UN adopts first global artificial intelligence resolution

The United Nations General Assembly on Thursday unanimously adopted the first global resolution on artificial intelligence that encourages countries to protect human rights, protect personal data and monitor AI for risks.

The non-binding resolution proposed by the United States and co-sponsored by China and more than 120 other countries also advocates strengthening privacy policies.

Linda Thomas-Greenfield, US Ambassador to the United Nations, said, “Today, all 193 members of the United Nations General Assembly, with one voice and together, have decided to rule artificial intelligence rather than letting it rule us.”

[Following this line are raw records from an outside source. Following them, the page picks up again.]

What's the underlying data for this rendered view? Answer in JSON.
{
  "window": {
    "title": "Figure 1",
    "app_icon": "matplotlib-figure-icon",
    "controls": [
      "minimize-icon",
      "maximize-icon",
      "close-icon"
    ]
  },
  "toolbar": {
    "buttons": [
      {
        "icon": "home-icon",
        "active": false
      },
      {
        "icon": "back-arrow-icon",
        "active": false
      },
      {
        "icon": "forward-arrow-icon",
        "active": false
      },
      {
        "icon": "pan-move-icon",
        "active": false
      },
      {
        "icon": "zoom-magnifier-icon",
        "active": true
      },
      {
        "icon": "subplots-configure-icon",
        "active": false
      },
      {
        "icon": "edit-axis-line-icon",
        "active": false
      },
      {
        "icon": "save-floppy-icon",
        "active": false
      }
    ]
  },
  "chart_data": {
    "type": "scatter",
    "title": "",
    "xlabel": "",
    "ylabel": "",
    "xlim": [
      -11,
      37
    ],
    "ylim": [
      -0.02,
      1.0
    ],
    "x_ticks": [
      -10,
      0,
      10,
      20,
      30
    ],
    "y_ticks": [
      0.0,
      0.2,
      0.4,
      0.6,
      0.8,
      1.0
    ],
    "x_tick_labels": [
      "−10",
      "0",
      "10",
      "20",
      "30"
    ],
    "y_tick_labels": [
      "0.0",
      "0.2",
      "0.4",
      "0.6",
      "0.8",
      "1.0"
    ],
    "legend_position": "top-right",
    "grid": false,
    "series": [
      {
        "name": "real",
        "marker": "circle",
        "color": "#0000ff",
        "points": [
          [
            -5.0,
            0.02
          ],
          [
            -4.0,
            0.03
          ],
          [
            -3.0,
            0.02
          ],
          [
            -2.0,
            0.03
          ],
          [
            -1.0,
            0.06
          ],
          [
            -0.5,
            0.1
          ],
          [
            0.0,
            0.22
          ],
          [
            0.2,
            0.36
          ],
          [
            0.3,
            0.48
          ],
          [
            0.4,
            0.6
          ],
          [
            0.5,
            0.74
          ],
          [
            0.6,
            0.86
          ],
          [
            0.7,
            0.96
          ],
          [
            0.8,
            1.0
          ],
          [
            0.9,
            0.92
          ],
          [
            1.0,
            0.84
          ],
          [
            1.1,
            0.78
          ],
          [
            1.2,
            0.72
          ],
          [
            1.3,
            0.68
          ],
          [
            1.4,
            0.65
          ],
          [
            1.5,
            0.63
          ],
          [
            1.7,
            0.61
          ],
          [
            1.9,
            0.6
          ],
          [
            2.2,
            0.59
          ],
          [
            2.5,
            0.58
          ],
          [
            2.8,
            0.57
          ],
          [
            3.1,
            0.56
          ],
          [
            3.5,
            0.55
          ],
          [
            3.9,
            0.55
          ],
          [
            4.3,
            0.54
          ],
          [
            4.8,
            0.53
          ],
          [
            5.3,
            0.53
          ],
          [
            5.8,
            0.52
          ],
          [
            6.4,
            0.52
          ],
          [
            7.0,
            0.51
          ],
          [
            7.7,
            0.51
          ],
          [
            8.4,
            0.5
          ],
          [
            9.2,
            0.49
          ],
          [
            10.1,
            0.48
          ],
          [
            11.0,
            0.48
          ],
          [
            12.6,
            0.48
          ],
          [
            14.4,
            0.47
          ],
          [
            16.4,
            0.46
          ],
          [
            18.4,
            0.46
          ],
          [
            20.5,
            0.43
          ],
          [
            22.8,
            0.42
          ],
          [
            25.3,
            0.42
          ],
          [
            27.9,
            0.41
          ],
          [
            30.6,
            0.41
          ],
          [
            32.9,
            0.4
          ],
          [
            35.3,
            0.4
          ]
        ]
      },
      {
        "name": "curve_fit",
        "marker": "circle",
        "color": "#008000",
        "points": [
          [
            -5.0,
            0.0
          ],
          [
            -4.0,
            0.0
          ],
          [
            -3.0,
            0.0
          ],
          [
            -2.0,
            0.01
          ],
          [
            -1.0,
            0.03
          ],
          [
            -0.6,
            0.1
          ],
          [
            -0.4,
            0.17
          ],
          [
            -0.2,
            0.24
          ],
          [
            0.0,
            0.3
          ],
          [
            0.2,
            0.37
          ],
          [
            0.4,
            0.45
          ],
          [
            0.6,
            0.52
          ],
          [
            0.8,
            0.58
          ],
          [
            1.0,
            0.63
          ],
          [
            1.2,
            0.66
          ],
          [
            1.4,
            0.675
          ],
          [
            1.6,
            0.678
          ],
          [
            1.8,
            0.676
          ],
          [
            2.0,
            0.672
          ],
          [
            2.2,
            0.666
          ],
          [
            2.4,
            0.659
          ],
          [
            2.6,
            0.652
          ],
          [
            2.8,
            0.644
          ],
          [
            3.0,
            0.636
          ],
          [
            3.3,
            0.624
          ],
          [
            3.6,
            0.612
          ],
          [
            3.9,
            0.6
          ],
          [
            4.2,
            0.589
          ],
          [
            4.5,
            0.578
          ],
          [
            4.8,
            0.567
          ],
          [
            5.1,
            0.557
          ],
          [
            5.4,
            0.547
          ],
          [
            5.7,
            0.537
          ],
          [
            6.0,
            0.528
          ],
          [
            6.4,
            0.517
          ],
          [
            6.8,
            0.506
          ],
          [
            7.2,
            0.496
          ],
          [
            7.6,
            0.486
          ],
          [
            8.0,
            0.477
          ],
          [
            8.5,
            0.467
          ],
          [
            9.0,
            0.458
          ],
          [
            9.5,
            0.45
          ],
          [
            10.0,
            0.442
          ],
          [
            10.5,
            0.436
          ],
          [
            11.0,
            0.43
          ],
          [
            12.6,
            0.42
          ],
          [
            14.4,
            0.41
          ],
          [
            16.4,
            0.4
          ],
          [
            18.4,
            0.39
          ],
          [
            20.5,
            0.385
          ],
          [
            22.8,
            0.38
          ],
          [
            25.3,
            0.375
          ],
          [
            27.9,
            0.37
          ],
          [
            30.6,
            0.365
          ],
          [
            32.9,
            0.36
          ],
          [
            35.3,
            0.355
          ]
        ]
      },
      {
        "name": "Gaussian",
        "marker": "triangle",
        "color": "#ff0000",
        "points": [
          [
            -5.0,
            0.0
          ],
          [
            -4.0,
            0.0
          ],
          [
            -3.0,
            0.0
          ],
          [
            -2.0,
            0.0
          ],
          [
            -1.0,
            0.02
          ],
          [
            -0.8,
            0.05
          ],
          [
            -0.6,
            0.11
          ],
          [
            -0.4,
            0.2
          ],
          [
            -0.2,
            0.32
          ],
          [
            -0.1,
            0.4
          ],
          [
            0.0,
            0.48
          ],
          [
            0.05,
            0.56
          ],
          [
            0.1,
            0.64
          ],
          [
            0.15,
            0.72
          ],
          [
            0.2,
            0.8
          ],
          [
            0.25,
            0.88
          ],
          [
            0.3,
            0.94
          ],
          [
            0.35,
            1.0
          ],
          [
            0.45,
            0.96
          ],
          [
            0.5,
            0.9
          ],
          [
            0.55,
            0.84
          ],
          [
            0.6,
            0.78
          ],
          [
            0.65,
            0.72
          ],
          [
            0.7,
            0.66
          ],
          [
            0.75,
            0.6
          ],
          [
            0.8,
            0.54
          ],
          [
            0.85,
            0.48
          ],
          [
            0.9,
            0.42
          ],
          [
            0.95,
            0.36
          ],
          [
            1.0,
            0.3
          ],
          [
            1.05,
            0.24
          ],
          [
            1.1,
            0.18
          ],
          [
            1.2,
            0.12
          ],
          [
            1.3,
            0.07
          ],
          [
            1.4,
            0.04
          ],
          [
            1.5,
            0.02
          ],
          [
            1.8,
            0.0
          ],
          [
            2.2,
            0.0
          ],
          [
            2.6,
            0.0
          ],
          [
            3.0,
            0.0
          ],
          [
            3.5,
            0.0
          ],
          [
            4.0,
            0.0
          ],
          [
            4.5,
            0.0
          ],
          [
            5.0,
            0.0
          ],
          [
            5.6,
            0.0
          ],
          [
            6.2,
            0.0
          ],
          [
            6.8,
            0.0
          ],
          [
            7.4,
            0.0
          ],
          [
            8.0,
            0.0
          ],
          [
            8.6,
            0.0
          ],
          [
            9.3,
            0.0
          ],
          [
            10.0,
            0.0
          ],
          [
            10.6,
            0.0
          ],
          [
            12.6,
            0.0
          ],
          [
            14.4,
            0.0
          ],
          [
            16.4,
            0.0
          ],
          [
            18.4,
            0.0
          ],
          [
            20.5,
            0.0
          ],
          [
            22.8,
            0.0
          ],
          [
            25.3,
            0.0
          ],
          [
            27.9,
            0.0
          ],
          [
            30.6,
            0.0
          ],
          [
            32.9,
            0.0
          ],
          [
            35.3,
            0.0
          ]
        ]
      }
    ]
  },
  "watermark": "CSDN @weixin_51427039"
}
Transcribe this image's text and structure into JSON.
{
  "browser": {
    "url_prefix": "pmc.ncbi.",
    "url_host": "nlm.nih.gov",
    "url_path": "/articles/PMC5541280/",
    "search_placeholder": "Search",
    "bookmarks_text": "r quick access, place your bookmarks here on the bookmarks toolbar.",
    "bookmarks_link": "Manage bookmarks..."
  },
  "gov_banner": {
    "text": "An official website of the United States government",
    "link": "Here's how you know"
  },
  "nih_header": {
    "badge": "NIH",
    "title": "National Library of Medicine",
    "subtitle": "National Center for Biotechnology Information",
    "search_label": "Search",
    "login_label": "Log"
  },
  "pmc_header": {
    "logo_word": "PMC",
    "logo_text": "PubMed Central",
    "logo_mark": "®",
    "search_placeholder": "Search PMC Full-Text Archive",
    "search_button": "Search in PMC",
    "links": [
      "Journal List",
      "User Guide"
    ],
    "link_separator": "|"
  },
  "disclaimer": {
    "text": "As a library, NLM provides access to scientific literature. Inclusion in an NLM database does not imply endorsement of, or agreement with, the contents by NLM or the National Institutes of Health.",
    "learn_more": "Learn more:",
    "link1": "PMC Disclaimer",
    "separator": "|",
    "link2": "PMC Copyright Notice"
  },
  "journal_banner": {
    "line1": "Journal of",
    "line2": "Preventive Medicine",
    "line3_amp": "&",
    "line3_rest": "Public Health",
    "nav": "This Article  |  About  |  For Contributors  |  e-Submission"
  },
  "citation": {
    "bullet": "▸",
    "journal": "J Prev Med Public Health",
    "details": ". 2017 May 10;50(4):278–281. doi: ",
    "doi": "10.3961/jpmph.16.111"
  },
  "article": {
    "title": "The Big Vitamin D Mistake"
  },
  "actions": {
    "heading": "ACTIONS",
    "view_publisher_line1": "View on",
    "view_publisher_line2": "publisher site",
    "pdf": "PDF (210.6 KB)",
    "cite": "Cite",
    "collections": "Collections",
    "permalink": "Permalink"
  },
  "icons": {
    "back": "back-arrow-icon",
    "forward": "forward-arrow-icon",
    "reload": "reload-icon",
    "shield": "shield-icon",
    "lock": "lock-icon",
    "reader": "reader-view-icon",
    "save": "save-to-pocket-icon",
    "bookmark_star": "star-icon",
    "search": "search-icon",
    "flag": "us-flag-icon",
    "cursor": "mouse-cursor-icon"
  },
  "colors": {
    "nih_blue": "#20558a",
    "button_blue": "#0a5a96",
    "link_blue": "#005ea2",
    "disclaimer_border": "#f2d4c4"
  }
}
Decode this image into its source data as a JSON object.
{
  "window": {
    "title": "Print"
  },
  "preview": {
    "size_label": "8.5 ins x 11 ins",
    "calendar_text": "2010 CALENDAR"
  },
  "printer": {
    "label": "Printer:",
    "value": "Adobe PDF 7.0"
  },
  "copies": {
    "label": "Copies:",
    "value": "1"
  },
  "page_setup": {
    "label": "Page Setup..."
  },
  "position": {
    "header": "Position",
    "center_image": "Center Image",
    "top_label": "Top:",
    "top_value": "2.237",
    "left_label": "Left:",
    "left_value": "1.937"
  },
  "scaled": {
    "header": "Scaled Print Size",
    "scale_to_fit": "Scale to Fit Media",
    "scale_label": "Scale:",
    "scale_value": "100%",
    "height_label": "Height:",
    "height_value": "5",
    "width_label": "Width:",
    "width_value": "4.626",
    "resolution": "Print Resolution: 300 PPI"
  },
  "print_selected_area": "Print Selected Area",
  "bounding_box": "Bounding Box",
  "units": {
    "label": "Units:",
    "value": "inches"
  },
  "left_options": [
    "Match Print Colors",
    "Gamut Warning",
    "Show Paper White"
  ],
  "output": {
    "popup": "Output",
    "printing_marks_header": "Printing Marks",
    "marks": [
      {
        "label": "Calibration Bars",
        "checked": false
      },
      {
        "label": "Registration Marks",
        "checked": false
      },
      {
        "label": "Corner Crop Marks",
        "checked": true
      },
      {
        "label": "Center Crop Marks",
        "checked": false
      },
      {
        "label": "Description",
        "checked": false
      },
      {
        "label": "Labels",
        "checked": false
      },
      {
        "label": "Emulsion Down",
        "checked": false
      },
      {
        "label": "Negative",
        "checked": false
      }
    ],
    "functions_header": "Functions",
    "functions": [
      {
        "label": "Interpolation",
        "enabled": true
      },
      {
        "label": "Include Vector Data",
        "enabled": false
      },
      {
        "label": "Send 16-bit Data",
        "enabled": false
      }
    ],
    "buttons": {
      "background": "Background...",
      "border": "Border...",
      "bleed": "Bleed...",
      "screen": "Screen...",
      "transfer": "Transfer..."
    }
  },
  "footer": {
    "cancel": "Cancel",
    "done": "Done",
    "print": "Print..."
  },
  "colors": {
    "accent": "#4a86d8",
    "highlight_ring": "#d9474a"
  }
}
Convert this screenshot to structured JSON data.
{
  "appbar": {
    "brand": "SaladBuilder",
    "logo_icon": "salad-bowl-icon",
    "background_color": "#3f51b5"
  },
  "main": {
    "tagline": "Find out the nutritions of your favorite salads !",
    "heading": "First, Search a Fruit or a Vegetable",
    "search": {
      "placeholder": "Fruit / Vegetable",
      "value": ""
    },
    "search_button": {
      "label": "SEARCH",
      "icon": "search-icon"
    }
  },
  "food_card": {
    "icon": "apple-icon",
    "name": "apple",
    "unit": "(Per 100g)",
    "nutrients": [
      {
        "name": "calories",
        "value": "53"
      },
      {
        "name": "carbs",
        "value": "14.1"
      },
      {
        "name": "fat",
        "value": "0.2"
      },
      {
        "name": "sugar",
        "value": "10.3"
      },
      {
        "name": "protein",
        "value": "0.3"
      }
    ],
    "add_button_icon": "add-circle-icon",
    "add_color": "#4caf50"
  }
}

The resolution is the latest in a series of initiatives by governments around the world to shape the development of AI – some of which have substance – amid fears that it could be used to disrupt democratic processes, turbocharge fraud or lead to other harms. Beach can lead to dramatic job losses. ,

The measure states, “The inappropriate or malicious design, development, deployment, and use of artificial intelligence systems…creates risks that…could undermine the protection, promotion, and enjoyment of human rights and fundamental freedoms.” In November, the US, UK and more than a dozen other countries Unveiled The first detailed international agreement on how to keep artificial intelligence safe from rogue actors is pushing companies to build AI systems that are “secure by design.”

Europe is ahead of the United States with EU lawmakers Adoption of a provisional agreement To oversee the technology this month. The Biden administration has been pressing lawmakers for AI regulation, but a polarized US Congress has made little progress.

Meanwhile, the White House sought to reduce Strengthening national security with a new executive order in October on the risks AI poses to consumers, workers, and minorities.

US national security adviser Jake Sullivan said the solution took about four months to negotiate, but it gave the world “a foundational set of principles to guide the next steps in the development and use of AI.”

Asked Wednesday whether negotiators faced resistance from Russia or China, senior administration officials said there were “pretty heated talks” but that the administration actively engaged with countries with which it had separate issues. There are thoughts.

Like governments around the world, Chinese and Russian officials are also eagerly exploring the use of AI tools for various purposes. Last month, Microsoft said this Hackers from both the countries were caught using Microsoft-backed OpenAI software to hone their spying skills.

In response to Microsoft’s report, China said it opposed the baseless allegations, while Russia did not respond to a request for comment.